The center also has a simulated Shuttle Launch Experience ride equipped with a pivoting grab bar that allows disabled guests to transfer directly from a wheelchair to a harnessed seat with an extended seat pan. There’s also an observation room for those who opt out of the ride but still want to experience the launch and watch their friends or family members inside the cabin.
One of the biggest Florida events of the year for children and adults with physical or intellectual challenges is the springtime (usually in March) Boating and Beach Bash for People with Disabilities. Boca Raton’s beautiful Spanish River Park and Intercoastal Waterway set a peaceful backdrop to a flotilla of private yachts, which families may ride for free. The event organizers also provide a free BBQ lunch, a therapy animal area, a fun kids’ zone, and bands featuring musicians with disabilities play all day.
Every autumn, a DisAbilities Expo is held at Ft. Lauderdale’s Nova Southeastern University, where people come from all over to learn about new services and products, watch a fashion runway show featuring models with disabilities, cheer along to disabled athletics showcase games and other activities, It’s a great way to learn about the latest in technology, meet others with inspiring stories and get more involved in local and national advocacy groups.
And in Tallahassee, the Florida Disabled Outdoors Association holds the free, three-day Sunshine State SportsAbility event each spring, highlighting active and outdoor living for those with disabilities. Kids and adults can watch and participate in “miracle baseball,” adaptive golf, interactive fishing simulator games, martial arts and other therapeutic recreational sports. There’s also an “outdoor day,” where people are encouraged to try new activities such as sit-down water skiing, hand-pedaled biking, archery, horseback riding and sailing.
Getting around on both street and sand
Florida’s generally flat terrain is ideal for those with disabilities, because many depend on walking or riding motorized scooters or wheelchairs to get around and the less hills and bumps, the better. But several of the bigger cities, such as Orlando, Tampa and Miami, require the use of a shuttle or car to fully explore their attractions, and finding one that is fully equipped to handle special needs can be a challenge.
In Orlando, for example, Mears Transportation is known for being especially accommodating to families traveling with wheelchairs or special needs. And Key West’s Five 6’s Taxi has “para-transit taxi” vans that can accommodate manual and electric wheelchairs along with passengers. While not all shuttle or cab companies can provide this kind of service, most are aware of the ones in town that do and are happy to share this info with out-of-town guests.
While many Florida attractions comply with ADA guidelines, no trip to the coastline would be complete without a stroll along the sandy beaches, which poses obvious challenges for those on wheels. These days, however, lots of coastal communities throughout the state have become accustomed to serving special needs at sea.
At Port Canaveral, guests at Jetty Park can borrow one of their two special beach wheelchairs to access both the pier and sandy shoreline. Clearwater Beach has a couple of first-come, first-served chairs as well, as do a lot of Florida beaches.

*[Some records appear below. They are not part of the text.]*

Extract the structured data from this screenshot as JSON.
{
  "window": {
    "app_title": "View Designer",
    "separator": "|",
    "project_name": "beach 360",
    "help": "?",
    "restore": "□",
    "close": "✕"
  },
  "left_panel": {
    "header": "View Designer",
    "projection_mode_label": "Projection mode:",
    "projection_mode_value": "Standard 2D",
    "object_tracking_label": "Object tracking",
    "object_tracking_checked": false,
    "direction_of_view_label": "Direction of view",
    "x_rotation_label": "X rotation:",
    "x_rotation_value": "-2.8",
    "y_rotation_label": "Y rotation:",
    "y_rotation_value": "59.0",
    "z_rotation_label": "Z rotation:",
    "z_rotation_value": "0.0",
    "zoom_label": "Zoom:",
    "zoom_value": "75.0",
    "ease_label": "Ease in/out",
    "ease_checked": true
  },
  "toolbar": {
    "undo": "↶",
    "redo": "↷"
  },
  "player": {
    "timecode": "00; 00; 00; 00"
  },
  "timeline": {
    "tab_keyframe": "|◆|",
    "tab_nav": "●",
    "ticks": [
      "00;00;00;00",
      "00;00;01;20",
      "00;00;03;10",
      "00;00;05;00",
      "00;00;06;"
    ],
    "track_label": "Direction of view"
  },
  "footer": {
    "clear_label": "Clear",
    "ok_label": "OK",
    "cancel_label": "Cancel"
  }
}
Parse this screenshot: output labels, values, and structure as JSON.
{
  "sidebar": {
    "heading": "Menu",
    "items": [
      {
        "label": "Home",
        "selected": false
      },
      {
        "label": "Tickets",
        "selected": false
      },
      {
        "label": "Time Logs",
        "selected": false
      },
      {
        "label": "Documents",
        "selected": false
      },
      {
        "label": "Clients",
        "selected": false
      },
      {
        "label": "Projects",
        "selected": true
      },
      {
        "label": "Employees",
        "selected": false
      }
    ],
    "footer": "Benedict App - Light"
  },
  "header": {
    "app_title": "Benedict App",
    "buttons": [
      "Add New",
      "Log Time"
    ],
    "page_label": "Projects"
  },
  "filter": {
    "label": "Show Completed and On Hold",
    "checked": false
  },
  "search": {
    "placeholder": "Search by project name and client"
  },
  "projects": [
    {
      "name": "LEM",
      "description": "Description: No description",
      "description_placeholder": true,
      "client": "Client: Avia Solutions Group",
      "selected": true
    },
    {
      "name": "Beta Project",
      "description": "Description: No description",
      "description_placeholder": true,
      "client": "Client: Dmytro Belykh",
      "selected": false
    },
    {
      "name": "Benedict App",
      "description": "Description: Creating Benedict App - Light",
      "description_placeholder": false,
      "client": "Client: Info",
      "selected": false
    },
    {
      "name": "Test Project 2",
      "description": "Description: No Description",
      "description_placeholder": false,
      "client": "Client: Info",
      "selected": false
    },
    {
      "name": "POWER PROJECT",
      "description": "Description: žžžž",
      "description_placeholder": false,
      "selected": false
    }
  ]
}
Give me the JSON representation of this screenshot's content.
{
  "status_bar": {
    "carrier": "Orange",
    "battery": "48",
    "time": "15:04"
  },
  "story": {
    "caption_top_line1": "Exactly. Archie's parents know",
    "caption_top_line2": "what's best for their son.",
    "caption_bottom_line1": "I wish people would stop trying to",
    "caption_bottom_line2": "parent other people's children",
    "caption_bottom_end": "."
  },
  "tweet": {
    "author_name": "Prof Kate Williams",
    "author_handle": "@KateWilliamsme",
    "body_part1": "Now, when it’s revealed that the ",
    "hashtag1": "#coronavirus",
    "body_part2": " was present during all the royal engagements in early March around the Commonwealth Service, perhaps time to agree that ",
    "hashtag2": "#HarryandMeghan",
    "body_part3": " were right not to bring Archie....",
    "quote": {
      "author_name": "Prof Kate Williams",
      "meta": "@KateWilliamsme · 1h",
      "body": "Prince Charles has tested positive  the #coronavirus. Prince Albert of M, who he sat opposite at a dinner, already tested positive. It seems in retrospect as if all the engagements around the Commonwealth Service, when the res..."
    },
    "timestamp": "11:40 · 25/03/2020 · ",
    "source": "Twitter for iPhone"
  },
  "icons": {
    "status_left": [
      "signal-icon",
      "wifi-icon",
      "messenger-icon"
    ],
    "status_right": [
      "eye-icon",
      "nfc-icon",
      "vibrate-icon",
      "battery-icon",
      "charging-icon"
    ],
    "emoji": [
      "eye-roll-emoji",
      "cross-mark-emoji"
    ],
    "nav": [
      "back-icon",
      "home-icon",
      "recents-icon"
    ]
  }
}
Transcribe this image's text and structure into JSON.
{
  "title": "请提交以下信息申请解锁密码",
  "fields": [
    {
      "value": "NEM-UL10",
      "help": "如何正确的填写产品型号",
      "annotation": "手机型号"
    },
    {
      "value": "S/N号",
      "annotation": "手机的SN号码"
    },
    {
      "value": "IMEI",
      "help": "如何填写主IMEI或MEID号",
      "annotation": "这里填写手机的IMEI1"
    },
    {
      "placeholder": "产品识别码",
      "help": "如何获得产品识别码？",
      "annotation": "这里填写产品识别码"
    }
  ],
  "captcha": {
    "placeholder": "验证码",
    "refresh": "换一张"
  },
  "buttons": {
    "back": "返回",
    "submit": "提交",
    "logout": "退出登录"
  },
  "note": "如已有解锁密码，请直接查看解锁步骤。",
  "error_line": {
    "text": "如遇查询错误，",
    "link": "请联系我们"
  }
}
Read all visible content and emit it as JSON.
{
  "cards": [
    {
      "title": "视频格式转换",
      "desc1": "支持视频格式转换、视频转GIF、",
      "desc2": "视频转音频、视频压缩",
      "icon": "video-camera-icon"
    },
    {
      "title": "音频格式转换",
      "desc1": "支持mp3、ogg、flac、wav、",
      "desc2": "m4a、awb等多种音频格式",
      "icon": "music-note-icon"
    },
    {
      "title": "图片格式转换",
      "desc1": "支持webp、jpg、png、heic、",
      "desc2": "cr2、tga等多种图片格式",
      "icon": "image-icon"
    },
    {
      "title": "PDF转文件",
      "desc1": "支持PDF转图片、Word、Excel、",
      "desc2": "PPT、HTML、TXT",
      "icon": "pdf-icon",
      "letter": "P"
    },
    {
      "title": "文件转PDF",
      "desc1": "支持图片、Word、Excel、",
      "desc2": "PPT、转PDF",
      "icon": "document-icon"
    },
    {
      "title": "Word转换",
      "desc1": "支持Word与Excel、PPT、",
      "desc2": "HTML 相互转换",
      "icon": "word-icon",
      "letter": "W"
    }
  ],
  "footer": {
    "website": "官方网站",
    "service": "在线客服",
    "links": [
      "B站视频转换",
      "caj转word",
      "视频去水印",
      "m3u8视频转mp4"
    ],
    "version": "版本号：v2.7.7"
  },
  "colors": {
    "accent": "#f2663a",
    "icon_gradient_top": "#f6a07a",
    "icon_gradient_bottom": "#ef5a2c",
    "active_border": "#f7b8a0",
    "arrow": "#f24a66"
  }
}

There are no formal ADA guidelines for marinas, but the City of Marathon equipped the Boot Key Harbor City Marina with floating docks and other additions that ease wheelchair access in its dinghy docks, boardwalks and parking facilities.
Most Florida State Parks are mindful of those with special accessibility needs or other accommodations. To see a list of parks with accessible trails, fishing piers, beach wheelchairs and boat tours, go to: http://www.floridastateparks.org/accessforall/accessiblefacilities.cfm.